** Opening Dataset block **
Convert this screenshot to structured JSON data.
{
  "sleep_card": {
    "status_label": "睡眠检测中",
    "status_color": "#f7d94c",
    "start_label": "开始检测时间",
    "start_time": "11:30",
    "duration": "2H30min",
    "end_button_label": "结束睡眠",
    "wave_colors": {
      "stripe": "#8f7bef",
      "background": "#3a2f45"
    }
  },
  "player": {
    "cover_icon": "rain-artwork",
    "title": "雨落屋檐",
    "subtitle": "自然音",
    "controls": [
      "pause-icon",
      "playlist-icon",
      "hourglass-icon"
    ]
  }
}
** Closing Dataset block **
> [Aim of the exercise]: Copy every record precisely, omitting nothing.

> [Exercise solution]:
Convert this screenshot to structured JSON data.
{
  "sleep_card": {
    "status_label": "睡眠检测中",
    "status_color": "#f7d94c",
    "start_label": "开始检测时间",
    "start_time": "11:30",
    "duration": "2H30min",
    "end_button_label": "结束睡眠",
    "wave_colors": {
      "stripe": "#8f7bef",
      "background": "#3a2f45"
    }
  },
  "player": {
    "cover_icon": "rain-artwork",
    "title": "雨落屋檐",
    "subtitle": "自然音",
    "controls": [
      "pause-icon",
      "playlist-icon",
      "hourglass-icon"
    ]
  }
}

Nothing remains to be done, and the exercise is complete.